Choose Wisely Takes Aim at Unneccessary Medical Tests. Shooting Blanks?

Low Hanging Fruit As I write this, it is months away from the election. The election season has been fascinating. I watched many of the Republican ‘debates’ which ranged from informative to entertaining to absurd. Candidates came and candidates went. Many enjoyed short lived surges, only to flame out afterwards. I was drawn early on to Jon Huntsman, but it seems that decent folks who tell the truth without pandering can’t succeed. So, now we are left with Romney vs Obama, a contest that at present seems too close to call.  The continued anemic job creation statistics, which may not be the president's fault, will hurt him.  If the economy appears to creep forward in the months ahead, and there are no unforeseen events to sandbag the president, then I think he will prevail. It is the unforeseen that worries the Democrats. If several economies in Europe implode and drag us to the edge of the cliff, it will have a political impact here in November.
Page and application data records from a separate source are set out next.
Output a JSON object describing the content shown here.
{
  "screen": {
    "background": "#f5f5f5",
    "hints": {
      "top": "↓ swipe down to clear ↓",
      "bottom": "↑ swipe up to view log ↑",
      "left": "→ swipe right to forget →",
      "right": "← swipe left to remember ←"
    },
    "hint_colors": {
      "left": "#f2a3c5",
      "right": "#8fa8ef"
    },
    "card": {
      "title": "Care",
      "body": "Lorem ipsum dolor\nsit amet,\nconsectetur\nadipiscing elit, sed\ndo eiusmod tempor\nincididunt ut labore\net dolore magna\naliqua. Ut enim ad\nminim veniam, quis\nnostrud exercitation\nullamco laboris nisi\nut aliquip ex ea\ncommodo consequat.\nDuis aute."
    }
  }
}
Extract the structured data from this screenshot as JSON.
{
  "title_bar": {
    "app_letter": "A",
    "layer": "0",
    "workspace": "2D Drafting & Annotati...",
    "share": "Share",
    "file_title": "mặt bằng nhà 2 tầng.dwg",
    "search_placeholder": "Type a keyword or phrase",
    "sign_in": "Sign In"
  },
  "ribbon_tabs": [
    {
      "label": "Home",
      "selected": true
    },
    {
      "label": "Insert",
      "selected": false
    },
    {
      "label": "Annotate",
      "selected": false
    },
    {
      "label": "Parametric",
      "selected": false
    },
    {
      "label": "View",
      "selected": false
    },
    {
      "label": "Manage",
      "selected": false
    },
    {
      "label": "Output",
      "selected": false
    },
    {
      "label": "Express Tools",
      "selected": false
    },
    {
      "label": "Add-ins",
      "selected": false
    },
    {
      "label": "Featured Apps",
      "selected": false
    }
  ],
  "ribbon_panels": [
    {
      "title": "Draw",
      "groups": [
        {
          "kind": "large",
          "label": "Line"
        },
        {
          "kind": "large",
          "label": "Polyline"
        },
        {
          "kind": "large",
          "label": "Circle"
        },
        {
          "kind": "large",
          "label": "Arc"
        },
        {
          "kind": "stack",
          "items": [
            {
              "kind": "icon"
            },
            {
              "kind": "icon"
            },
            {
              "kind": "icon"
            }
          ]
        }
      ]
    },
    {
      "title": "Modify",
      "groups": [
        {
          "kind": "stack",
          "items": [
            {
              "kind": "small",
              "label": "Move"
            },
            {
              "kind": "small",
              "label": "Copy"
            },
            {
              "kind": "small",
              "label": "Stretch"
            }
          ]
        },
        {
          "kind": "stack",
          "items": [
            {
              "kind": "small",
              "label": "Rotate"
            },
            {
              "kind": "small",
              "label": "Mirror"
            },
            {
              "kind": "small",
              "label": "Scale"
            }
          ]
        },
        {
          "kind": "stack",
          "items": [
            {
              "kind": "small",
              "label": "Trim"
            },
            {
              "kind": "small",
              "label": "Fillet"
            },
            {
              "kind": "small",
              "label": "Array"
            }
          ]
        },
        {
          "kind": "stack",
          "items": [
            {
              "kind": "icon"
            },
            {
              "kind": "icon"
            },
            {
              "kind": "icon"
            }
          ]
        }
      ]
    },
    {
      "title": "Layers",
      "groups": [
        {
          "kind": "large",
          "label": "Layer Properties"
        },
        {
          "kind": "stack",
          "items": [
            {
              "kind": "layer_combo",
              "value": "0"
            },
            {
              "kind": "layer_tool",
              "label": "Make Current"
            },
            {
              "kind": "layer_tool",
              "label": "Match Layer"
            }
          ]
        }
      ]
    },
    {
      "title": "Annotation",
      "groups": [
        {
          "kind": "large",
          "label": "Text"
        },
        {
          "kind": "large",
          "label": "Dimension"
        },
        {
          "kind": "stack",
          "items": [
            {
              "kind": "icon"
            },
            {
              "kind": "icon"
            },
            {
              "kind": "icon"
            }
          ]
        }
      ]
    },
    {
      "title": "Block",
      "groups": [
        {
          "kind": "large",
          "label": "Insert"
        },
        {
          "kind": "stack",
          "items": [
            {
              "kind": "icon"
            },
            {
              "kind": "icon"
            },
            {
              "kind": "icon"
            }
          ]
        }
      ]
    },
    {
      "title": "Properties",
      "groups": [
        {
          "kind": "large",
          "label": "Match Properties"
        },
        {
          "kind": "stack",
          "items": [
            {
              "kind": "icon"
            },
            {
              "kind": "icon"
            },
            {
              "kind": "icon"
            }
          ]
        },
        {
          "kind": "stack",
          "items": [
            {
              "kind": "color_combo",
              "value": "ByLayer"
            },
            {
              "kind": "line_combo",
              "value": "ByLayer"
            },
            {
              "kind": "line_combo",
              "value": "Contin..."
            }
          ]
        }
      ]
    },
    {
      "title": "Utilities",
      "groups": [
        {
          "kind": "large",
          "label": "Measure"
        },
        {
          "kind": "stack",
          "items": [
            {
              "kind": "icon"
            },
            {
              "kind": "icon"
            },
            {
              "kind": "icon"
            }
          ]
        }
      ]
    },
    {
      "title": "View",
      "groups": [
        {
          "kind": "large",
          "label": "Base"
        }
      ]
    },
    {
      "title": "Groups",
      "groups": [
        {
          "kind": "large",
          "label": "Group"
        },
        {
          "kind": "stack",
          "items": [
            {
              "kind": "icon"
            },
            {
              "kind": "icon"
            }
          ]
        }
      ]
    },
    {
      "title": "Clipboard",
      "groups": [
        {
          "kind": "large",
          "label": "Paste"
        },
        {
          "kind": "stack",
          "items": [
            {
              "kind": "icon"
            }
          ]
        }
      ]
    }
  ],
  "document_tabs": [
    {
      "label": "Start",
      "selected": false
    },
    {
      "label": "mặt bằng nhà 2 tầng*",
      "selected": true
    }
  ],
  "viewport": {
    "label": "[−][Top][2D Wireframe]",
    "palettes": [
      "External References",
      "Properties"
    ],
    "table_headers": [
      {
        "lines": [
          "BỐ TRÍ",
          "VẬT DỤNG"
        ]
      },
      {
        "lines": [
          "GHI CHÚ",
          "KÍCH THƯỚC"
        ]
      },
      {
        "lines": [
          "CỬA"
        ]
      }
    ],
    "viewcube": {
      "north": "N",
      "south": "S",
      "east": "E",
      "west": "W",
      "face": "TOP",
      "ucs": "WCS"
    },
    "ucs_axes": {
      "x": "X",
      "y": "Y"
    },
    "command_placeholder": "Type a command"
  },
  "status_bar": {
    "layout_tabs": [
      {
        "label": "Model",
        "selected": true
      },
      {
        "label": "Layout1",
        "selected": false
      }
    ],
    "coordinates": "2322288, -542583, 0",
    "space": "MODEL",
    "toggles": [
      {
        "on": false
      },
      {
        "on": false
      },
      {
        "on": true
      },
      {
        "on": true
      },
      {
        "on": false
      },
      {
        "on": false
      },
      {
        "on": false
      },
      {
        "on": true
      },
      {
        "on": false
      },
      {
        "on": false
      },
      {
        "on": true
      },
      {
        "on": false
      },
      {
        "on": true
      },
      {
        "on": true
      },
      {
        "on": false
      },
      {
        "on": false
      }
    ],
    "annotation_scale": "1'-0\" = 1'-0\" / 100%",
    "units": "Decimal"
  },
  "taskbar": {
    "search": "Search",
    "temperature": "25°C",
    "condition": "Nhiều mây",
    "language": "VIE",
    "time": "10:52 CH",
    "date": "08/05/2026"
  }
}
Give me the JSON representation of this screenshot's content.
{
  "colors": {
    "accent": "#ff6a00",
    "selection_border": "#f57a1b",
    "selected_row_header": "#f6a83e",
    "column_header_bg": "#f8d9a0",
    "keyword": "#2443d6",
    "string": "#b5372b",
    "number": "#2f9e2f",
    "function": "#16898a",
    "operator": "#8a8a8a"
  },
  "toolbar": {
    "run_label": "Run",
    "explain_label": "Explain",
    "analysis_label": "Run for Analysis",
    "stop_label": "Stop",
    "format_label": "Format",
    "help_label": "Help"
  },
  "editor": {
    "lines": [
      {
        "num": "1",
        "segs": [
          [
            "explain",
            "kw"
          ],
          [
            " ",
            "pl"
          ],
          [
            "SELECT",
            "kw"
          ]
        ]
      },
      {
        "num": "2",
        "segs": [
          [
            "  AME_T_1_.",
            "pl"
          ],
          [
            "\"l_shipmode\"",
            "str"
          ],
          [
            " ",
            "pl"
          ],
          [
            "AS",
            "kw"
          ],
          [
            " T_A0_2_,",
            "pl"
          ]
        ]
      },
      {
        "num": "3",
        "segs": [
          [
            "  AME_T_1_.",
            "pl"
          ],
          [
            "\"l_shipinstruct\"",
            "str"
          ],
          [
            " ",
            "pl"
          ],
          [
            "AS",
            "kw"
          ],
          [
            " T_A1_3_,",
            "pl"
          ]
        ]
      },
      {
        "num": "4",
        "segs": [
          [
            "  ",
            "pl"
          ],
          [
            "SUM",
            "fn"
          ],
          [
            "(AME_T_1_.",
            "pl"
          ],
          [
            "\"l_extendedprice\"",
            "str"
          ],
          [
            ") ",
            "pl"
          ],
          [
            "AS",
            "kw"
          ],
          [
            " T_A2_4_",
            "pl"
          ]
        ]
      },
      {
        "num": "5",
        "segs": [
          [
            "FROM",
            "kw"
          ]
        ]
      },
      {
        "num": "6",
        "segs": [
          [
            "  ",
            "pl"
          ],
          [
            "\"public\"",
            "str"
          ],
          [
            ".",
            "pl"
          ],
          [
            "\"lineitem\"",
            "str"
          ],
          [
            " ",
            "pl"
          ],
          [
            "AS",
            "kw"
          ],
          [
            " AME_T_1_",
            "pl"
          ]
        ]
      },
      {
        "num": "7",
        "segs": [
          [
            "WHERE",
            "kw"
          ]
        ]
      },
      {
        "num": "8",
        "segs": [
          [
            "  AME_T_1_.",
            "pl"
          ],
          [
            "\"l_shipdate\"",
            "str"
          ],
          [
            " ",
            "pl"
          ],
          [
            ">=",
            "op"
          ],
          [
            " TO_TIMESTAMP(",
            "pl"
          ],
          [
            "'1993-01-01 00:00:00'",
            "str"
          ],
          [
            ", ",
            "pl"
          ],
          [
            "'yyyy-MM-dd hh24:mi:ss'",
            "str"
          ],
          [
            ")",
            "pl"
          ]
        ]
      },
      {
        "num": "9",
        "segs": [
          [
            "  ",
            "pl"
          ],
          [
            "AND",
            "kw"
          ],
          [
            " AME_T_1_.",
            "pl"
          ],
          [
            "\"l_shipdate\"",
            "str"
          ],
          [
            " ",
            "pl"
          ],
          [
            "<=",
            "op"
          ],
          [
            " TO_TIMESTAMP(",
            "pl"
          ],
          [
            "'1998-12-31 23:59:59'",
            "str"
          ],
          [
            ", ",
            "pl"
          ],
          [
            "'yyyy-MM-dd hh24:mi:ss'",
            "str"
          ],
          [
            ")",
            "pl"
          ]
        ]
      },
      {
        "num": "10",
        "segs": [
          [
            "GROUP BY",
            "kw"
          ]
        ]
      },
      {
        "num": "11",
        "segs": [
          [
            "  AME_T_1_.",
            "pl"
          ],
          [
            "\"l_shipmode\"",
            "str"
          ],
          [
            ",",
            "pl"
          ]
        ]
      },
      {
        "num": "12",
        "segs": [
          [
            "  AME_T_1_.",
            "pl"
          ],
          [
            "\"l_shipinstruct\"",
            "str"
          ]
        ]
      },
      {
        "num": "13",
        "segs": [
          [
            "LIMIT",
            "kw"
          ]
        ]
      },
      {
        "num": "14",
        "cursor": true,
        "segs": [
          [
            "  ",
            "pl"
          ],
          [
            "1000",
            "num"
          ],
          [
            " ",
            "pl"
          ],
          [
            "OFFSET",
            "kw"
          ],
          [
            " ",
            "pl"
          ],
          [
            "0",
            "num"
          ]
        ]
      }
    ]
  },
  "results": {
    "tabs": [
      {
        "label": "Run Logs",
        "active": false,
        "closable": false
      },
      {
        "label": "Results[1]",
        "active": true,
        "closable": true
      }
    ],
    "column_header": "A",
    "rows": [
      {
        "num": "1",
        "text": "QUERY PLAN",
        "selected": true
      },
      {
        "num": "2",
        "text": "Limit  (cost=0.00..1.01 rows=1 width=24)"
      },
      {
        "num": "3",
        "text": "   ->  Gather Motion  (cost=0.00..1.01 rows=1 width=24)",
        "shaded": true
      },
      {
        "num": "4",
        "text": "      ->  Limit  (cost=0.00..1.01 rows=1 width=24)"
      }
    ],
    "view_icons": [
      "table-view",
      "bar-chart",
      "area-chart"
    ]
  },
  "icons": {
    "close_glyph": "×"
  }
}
Neither candidate is ideal.

Improving Patient Satisfaction: What’s Holding Doctors Back?

Some time ago, I endured a medical staff meeting, where attendance is taken and 50% attendance of all meetings is required. I learned that they are serious about this rule when, a few years ago, I was demoted from active staff when I failed to attend enough meetings. This demotion did not demoralize me, as I was only losing my right to vote, which I did not regard as a cherished right with respect to voting on hospital affairs. I learned later, however, that the hospital’s insurance panels all required active staff status of its physician members. I decided that the right to make a living superseded the right to vote. My attendance lapses were remedied and my honor was restored. Today, a hired consultant was advising us on the importance of improving our patient satisfaction scores. Which of the following reasons to improve were offered to the staff, all of whom regard ourselves as paragons of the medical profession? As in all standardized test questions, choose the best answer (1